GREENE: I want to listen to a little bit of McCain's voice. This was a speech to the Senate last year after he was diagnosed with cancer. He took time to really chastise members of this body.


JOHN MCCAIN: We've been spinning our wheels on too many important issues because we keep trying to find a way to win without help from across the aisle. That's an approach that's been employed by both sides - mandating legislation from the top down without any support from the other side with all the parliamentary maneuvers that requires. We're getting nothing done, my friends. We're getting nothing done.

GREENE: Wow, just the frustration there. I mean, how much did the partisanship weigh on him as you would talk to him about this?

LOTT: Oh, I think it weighed on him a lot, and it weighs on me a lot. You know, when I was majority leader - and John was there - I worked closely with Tom Daschle, who was the Democratic leader at the time, to get things done - and worked with Bill Clinton as well as George W. Bush. But it's a lot tougher now. You know, there's a resistance to try to get anything done. I was pleased, though. Last week, they did come together on a bipartisan bill funding Defense, Labor, Education and Health and Human Services, so that was a glimmer of hope. But I understand his frustration.

And most senators feel that way, as well as House members. House members complain that they've passed hundreds of bills - literally - the language in the Senate - because of the slow motion that is being imposed by, you know, the minority and others that don't agree with trying to get things done. But that is the goal of the Congress - to find a way to come together to deal with the important issues of our country. You know, in the '90s, we did get a balanced budget. We passed Safe Drinking Water, portability insurance. So, you know, like, right now, we need an infrastructure bill. We need highways and bridges. We need water and sewer. The Congress should turn to that as soon as they can (unintelligible).

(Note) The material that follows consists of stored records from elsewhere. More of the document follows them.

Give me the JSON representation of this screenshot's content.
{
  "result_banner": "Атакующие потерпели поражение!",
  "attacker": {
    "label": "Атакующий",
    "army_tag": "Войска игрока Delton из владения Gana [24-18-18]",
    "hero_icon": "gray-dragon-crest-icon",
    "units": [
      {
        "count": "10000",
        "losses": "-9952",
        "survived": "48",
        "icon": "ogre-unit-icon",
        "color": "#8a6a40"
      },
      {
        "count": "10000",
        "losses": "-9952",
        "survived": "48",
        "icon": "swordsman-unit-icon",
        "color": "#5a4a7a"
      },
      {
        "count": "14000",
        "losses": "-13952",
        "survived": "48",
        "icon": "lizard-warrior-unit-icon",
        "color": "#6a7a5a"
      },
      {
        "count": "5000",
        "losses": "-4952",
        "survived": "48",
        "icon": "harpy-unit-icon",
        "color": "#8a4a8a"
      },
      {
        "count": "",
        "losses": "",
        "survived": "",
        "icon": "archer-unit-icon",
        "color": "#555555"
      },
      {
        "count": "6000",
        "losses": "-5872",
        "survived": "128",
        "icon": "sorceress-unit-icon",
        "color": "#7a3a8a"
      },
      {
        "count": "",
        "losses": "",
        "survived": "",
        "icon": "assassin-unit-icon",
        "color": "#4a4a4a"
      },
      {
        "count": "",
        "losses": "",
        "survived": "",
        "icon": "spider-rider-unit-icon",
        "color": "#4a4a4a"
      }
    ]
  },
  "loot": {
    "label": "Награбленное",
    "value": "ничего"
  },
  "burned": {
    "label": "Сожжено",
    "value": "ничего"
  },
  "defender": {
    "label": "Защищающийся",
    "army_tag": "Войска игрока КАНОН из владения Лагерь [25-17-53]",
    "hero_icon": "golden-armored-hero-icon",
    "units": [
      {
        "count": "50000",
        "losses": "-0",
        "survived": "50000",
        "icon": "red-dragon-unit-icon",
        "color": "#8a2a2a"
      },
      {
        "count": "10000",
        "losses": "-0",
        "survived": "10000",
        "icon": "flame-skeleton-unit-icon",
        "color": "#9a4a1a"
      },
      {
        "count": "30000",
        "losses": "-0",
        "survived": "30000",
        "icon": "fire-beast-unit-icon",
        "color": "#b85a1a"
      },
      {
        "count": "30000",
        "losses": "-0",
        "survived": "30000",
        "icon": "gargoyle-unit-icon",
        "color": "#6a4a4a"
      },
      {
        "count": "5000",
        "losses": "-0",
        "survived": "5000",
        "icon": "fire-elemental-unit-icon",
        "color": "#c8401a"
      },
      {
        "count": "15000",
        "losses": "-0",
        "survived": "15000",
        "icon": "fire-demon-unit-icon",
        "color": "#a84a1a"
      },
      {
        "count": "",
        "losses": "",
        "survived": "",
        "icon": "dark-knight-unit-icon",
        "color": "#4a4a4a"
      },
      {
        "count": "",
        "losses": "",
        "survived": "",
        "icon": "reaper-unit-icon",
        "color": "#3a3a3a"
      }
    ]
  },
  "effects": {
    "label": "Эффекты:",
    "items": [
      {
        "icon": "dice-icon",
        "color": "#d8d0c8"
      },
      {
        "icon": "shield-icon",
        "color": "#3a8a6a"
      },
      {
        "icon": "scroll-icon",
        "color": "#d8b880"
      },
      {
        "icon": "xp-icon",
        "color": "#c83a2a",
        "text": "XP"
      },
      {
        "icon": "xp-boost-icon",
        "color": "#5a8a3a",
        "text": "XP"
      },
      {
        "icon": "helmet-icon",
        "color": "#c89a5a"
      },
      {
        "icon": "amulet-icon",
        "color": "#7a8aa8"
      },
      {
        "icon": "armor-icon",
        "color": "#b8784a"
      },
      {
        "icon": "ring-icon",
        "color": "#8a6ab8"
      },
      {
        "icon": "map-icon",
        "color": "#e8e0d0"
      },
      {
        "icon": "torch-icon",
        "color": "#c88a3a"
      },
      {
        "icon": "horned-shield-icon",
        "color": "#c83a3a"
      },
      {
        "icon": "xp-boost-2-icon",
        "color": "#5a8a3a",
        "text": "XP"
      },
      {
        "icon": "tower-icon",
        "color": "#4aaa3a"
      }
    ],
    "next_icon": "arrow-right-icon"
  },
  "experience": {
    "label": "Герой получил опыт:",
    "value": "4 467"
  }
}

GREENE: And you're talking about things where there seems to be so much agreement, and yet it never gets - can I just ask you Senator - you and Senator McCain both from a pre-Tea Party, pre-Trump Republican Party, an era where it seemed like most Republicans would refrain from directly criticizing the president. Do you see that faction of the party having much of a voice at all anymore?

LOTT: No. It seems to have been lost on us, you know? I mean, we - you're dealing with human beings. I remember one time I think I called President Clinton a brat on "Meet The Press." I called him Monday morning and said, hey man, I'm sorry. I overspoke. You know, I hope you'll forgive me on that. He ah, said, forget it. Do those kinds of conversations happen anymore? The willingness to just use terrible language - that's - you know, I gave a speech to the Metro Jackson Area Chamber of Commerce recently, and I said, you know, the good, the bad, the ugly - the good is they did get a tax bill; the bad is, you know, they're arguing over things, and the ugly is the language has just gotten so coarse; it very - makes me very uncomfortable.

GREENE: Former senator - former Senate Majority Leader Trent Lott speaking to us about the Senate and also his relationship with the late John McCain, who died over the weekend. Senator, thank you very much for the time.

LOTT: Thank you. All right. Bye-bye. Transcript provided by NPR, Copyright NPR.